“There’s a lot of women who make a difference in this industry, and we need more women.”
Tara Fine, country channel leader at VMware Canada, and Claude Reeves, vice president and country manager, both presented awards and spoke during the luncheon, discussing equity, diversity and inclusion.
“When I got to the organization in Canada, we had a bad hiring habit. We had 100 CV’s for a job, 95 would be men… What are the odds of you hiring a women when only five per cent of the CV’s are actually women?” Reeves said. “We’ve changed it. Out of the top two or three candidates, at least one of them has to be a women. We’ve improved our numbers in Canada by double digits in one year.”
He went on to highlight the importance of diversity and inclusion in offices, noting that a work environment is a much more interesting space to be in when it accurately reflects society.
Apart from awards, the event also focused on two speakers.
Larissa Jensen, vice president, Industry Advisor at The NPD Group, spoke about Understanding Beauty and its Impact on Businesswomen.
In this presentation, Jensen talked about the beauty industry’s unique connection with women, and how the technology industry can benefit from understanding this relationship.
Her talk focused on trends in the beauty industry and how it has evolved during the pandemic. She spoke about how technology is reinventing the way products are sold through livestream shopping, which is fairly new to most markets, with the exception of China.
“Social selling is huge [in China]. These two influencers, as an example, last year sold over $3 billion worth of products in one night,” Jensen said.
Virtual reality shopping experiences and NFTs are also making their way into the beauty industry, she pointed out. Features like virtual try on for makeup products, or apps that help read users’ skin types are just a few examples of technology in the beauty markets.

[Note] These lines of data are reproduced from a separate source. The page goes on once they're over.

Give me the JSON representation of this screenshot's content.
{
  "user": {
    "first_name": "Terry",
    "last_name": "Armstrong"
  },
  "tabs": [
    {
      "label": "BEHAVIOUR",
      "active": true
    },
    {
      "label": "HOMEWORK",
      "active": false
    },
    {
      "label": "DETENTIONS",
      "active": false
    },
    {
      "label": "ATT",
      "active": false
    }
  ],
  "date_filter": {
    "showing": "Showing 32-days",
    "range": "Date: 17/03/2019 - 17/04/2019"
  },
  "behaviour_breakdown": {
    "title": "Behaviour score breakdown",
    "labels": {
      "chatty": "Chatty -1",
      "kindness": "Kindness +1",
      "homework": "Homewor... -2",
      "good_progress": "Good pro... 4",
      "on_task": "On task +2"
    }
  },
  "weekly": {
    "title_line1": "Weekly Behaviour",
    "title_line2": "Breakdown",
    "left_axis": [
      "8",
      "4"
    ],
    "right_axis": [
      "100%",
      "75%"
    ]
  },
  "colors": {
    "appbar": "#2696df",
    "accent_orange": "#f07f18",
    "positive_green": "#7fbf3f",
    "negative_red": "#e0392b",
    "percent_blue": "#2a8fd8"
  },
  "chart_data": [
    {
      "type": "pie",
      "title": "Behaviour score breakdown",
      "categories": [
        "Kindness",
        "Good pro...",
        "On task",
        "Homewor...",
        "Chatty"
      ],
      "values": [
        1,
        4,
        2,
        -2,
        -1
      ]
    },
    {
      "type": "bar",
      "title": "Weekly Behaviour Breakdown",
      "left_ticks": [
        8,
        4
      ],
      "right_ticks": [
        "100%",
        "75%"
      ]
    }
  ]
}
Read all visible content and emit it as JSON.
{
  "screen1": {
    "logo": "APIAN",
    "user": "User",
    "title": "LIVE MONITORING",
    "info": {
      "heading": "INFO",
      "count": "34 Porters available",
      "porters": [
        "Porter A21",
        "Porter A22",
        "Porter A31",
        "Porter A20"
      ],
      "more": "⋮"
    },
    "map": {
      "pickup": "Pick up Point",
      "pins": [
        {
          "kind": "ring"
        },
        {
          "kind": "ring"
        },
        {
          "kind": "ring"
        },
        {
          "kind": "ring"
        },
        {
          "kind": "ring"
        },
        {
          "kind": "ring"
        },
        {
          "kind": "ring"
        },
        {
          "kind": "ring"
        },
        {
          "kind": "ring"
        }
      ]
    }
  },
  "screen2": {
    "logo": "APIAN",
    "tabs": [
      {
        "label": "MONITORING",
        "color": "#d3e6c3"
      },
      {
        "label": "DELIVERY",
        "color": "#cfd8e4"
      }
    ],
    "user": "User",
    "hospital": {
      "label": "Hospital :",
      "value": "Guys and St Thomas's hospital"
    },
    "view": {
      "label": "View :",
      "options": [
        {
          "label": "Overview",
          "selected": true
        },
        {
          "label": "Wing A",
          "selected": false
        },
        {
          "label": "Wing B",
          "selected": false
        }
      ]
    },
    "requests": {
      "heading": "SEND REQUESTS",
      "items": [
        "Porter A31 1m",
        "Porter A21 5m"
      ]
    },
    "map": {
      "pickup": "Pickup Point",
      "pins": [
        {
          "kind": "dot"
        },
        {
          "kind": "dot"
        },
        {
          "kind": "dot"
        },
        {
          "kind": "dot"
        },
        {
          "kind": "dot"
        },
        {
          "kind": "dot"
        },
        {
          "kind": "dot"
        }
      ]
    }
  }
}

Wiz Kid Presentation
Fifteen-year-old high school student Shiza Charania is working with computer vision and next-generation artificial intelligence to help identify brain tumours before they appear.
At the Women in IT Channel event, Charania presented the work she has done with the University Health Network (UHN) and Toronto Metropolitan University (TMU).
Charania, a student from Toronto, has spent the summer before she enters grade 11 working internships with UHN and at TMU, where she’s helping build a novel 3D brain tumour segmentation architecture.
“I’m currently working with UHN on a tumour grading project to understand where tumours tend to arise in the brain, and then answer the question of “why?” by correlating the tumour locations with omics,” she said.
Charania is also interested in Artificial General Intelligence (AGI) and has been exploring different approaches, frameworks, and perspectives to evaluate AI ethics and safety. Additionally, she recently began self-supervised learning for vision tasks.
“I’m excited to learn more about how we can advance this technology to create models that are less biased and evaluate the role of ethics in relation to the advancement of AGI,” she said.